[ASSIGNMENT] Which of the lines below include "JSON"? Each one should be copied out.

[RECORDS FOR THIS EXERCISE]
╔══

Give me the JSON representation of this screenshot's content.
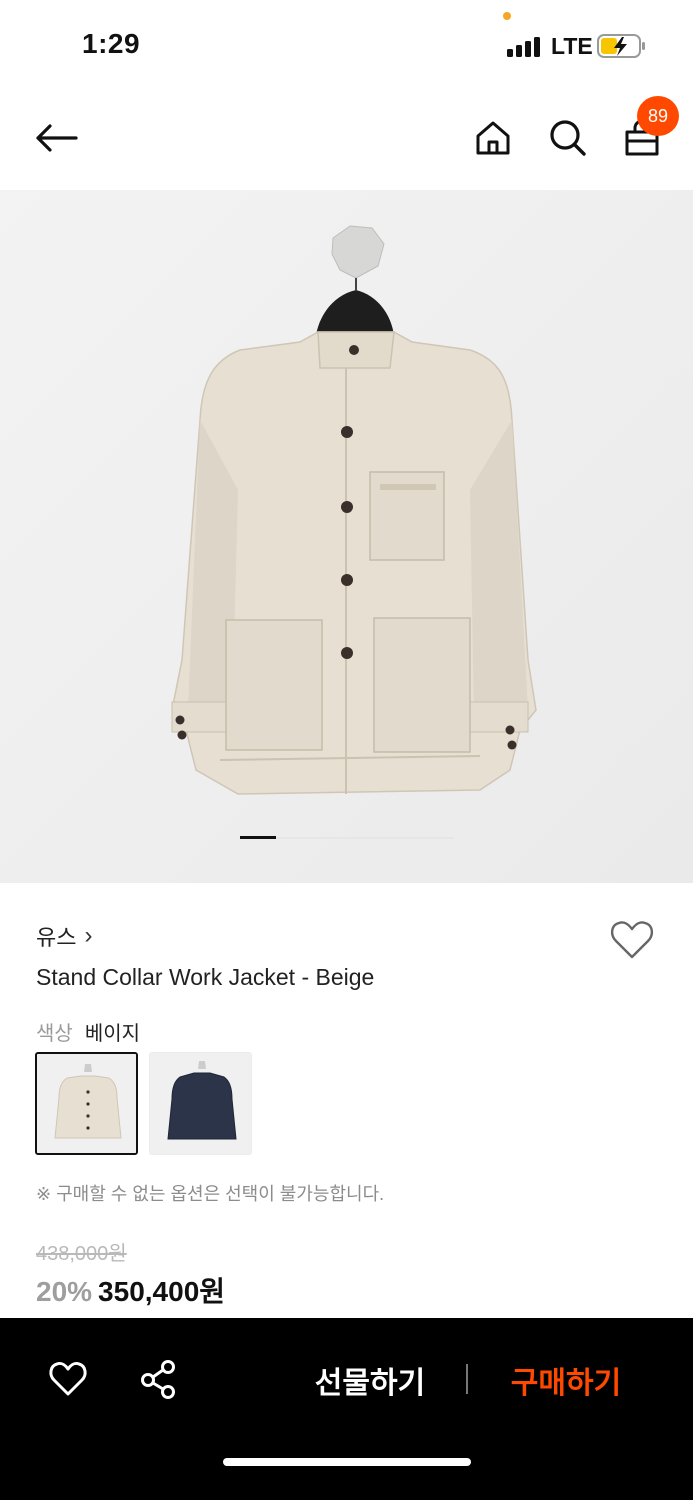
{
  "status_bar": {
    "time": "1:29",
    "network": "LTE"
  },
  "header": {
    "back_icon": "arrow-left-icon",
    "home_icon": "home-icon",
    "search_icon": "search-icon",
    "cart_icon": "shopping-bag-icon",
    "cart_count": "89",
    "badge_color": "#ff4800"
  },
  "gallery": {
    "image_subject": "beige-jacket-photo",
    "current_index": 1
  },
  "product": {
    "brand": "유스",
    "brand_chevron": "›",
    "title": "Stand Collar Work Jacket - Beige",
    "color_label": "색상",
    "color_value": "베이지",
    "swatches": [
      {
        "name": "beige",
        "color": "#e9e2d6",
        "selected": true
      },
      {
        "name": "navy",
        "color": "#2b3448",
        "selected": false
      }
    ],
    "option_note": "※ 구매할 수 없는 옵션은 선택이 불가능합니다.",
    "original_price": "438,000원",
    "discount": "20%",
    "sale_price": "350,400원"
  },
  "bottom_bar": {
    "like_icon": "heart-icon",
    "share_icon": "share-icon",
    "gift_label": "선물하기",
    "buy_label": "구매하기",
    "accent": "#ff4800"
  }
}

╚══
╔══

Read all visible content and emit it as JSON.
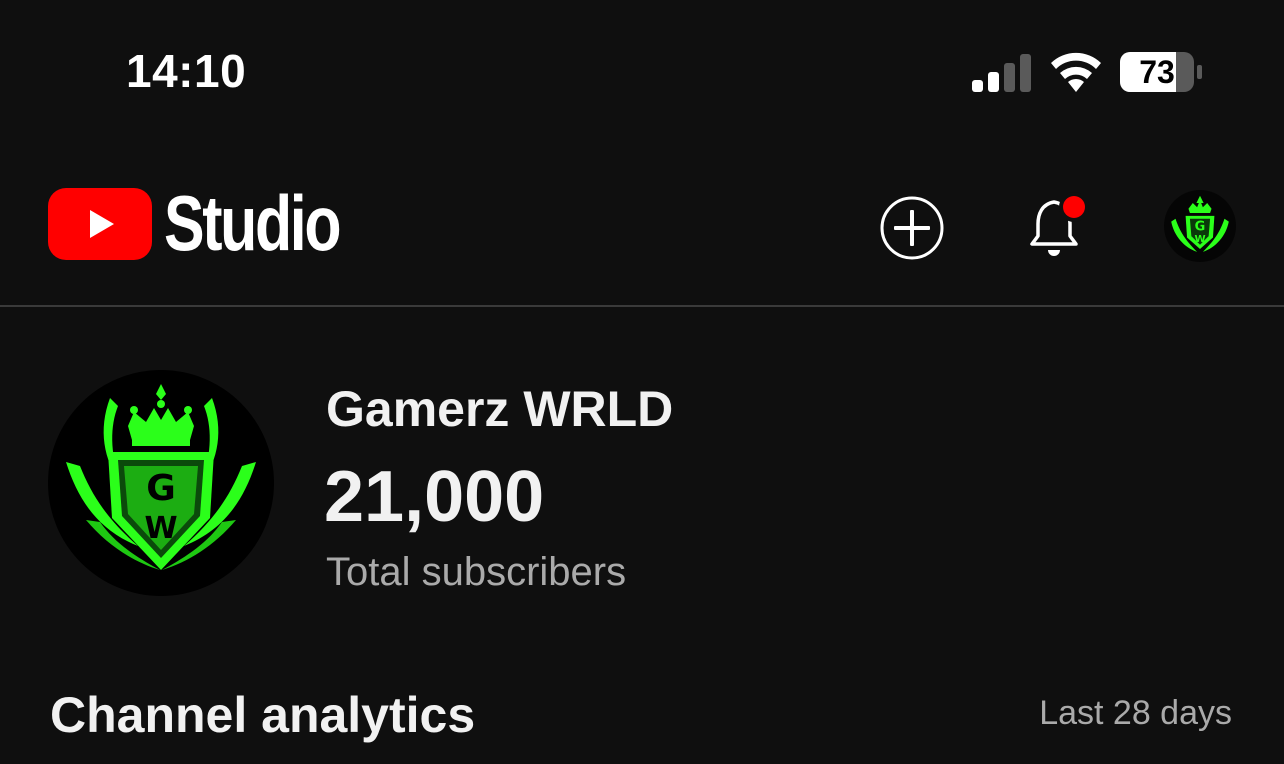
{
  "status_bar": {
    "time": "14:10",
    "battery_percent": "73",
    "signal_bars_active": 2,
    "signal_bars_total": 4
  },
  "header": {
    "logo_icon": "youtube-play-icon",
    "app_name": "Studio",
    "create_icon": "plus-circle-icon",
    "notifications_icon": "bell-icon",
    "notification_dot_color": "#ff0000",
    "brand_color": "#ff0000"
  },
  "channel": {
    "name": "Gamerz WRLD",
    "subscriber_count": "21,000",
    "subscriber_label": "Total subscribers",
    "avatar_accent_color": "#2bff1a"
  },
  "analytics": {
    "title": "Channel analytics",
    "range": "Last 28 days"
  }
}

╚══
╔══

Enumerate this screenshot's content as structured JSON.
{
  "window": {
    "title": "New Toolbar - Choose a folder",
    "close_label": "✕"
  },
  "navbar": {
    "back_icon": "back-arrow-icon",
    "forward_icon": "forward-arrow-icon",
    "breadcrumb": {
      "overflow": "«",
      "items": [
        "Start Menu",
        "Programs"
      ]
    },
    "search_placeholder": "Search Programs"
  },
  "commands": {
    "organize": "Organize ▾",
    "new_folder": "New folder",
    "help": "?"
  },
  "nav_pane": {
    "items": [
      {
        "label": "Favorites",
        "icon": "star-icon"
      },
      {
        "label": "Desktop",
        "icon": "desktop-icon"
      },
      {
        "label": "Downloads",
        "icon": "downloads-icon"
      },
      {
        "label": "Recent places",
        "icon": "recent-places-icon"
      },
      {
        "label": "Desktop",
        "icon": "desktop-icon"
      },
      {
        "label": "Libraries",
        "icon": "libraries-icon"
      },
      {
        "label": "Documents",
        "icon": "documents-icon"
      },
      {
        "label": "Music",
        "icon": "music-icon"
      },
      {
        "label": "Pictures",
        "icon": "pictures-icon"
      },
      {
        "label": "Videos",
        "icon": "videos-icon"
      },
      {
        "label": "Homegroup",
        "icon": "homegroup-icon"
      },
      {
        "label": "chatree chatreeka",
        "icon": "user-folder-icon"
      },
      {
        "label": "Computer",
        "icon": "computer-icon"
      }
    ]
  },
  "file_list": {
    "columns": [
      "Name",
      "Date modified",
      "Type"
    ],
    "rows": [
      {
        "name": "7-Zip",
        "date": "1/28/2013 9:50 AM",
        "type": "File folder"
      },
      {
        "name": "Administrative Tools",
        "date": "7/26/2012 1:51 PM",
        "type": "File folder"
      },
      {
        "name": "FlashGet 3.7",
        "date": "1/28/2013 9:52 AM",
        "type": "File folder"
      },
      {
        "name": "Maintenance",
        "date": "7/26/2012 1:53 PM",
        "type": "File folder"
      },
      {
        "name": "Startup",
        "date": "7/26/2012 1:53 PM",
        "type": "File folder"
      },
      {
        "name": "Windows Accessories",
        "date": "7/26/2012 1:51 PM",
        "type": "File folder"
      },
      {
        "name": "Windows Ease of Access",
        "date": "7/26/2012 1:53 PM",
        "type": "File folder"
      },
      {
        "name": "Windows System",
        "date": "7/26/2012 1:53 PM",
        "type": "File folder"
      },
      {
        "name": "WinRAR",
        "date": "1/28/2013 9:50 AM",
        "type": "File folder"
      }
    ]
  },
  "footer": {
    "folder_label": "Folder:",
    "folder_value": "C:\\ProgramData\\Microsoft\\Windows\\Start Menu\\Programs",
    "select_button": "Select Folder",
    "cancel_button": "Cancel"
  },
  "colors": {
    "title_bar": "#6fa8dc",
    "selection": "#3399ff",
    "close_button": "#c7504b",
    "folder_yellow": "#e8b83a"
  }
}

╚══

[RESPONSE]
Give me the JSON representation of this screenshot's content.
Read all visible content and emit it as JSON.
Enumerate this screenshot's content as structured JSON.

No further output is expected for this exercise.